‘So a guy came and knocked on you and now he’s going to write a poem for you? Are you for real?’
‘That’s just the kind of thing that happens in Heaton,’ she answered.
I suppose it’s true. That is the kind of thing that happens in Heaton now. I’m really pleased to hear that the idea is getting people talking as well, it’s exactly what I wanted. We discuss other eccentrics who live nearby- like the old man with a long white moustache and a feathery cap who told Amy’s friend she had the legs of a sparrow. ‘Maybe that’s where I’m heading in life,’ I wonder.
I’m also really pleased to hear she passed her exam! She starts her beat on her own in 5 weeks. She tells me she’s enjoying the training but her tutor thinks she’s mental; he keeps telling her off for smiling at everyone. But she told him she’s not going to change that because it’s who she is. I love that. I read her my poem and she says she’s going to take it into work that afternoon. I’m so chuffed. The whole scene suddenly feels very idyllic; a rainbow breaks out in the distance.
I really like Amy, I think she’s going to make an amazing police officer. It was obvious even after the first time I met her that she genuinely cares about helping people. Talking to her reminded me that there are lots of people in the police force like that and I think too often I forget this. As I wave goodbye I feel uplifted.
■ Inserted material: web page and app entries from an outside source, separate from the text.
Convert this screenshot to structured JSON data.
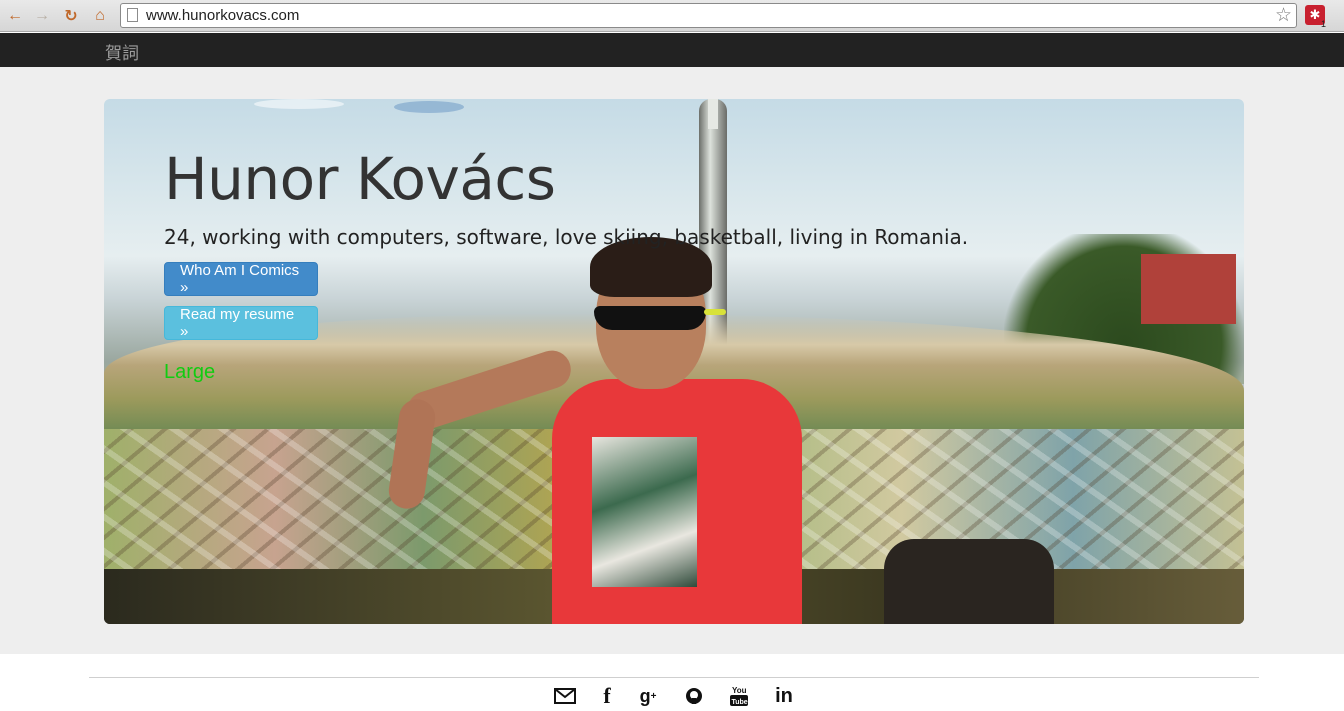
{
  "browser": {
    "url": "www.hunorkovacs.com",
    "extension_badge": "1"
  },
  "navbar": {
    "brand": "賀詞"
  },
  "hero": {
    "title": "Hunor Kovács",
    "subtitle": "24, working with computers, software, love skiing, basketball, living in Romania.",
    "primary_button": "Who Am I Comics »",
    "info_button": "Read my resume »",
    "size_label": "Large"
  },
  "footer": {
    "social_icons": [
      "mail-icon",
      "facebook-icon",
      "google-plus-icon",
      "github-icon",
      "youtube-icon",
      "linkedin-icon"
    ]
  },
  "colors": {
    "navbar_bg": "#222222",
    "page_bg": "#eeeeee",
    "primary": "#428bca",
    "info": "#5bc0de",
    "large_label": "#11cc11"
  }
}
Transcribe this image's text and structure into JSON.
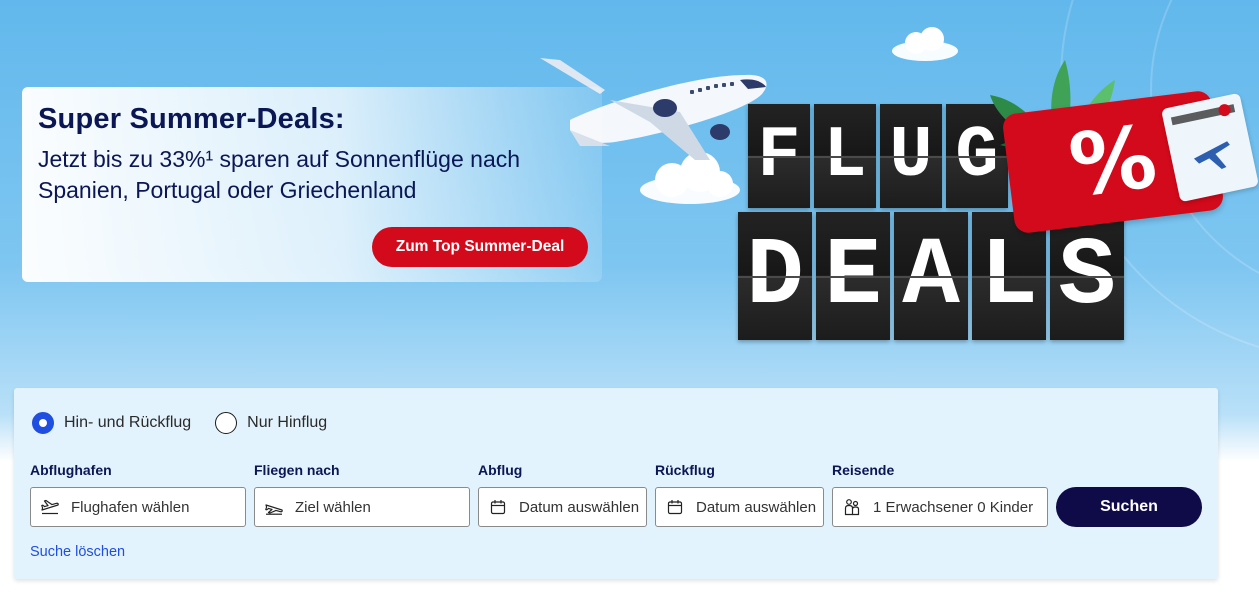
{
  "promo": {
    "title": "Super Summer-Deals:",
    "line1": "Jetzt bis zu 33%¹ sparen auf Sonnenflüge nach",
    "line2": "Spanien, Portugal oder Griechenland",
    "cta_label": "Zum Top Summer-Deal"
  },
  "board": {
    "row1": [
      "F",
      "L",
      "U",
      "G"
    ],
    "row2": [
      "D",
      "E",
      "A",
      "L",
      "S"
    ],
    "percent": "%"
  },
  "search": {
    "trip_types": [
      {
        "label": "Hin- und Rückflug",
        "selected": true
      },
      {
        "label": "Nur Hinflug",
        "selected": false
      }
    ],
    "fields": [
      {
        "label": "Abflughafen",
        "value": "Flughafen wählen",
        "icon": "departure-plane-icon"
      },
      {
        "label": "Fliegen nach",
        "value": "Ziel wählen",
        "icon": "destination-plane-icon"
      },
      {
        "label": "Abflug",
        "value": "Datum auswählen",
        "icon": "calendar-icon"
      },
      {
        "label": "Rückflug",
        "value": "Datum auswählen",
        "icon": "calendar-icon"
      },
      {
        "label": "Reisende",
        "value": "1 Erwachsener 0 Kinder",
        "icon": "travelers-icon"
      }
    ],
    "submit_label": "Suchen",
    "clear_label": "Suche löschen"
  },
  "colors": {
    "brand_navy": "#0b1655",
    "cta_red": "#d30a1b",
    "search_button": "#0f0b48",
    "link_blue": "#1f4ee0",
    "sky": "#62b8ec"
  }
}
I think I’ve really learned something from this one, not just about writing but about people as well.
To Amy, Sitting Her Final Policing Exam
Amy, all the best on your new beat,
The people will applaud you in the streets
Cos you’re the kind of officer that listens
On your doorstep to poets’ mad ambitions.
I hope that when you say Allo Allo
You can always hit that certain tone
That sounds mundane but also proper sinister
And strikes fear into stripy-shirted burglars.
May you be safe and dish-out justice fair,
See human beings under the clothes they wear,
Stay calm in peaceful protests despite fear
And place your heart above your riot gear.
I’m hoping that for each PC who treats
The working classes like the enemy,
Who is confused on who’s protecting who,
There is at least 10,000 more of you.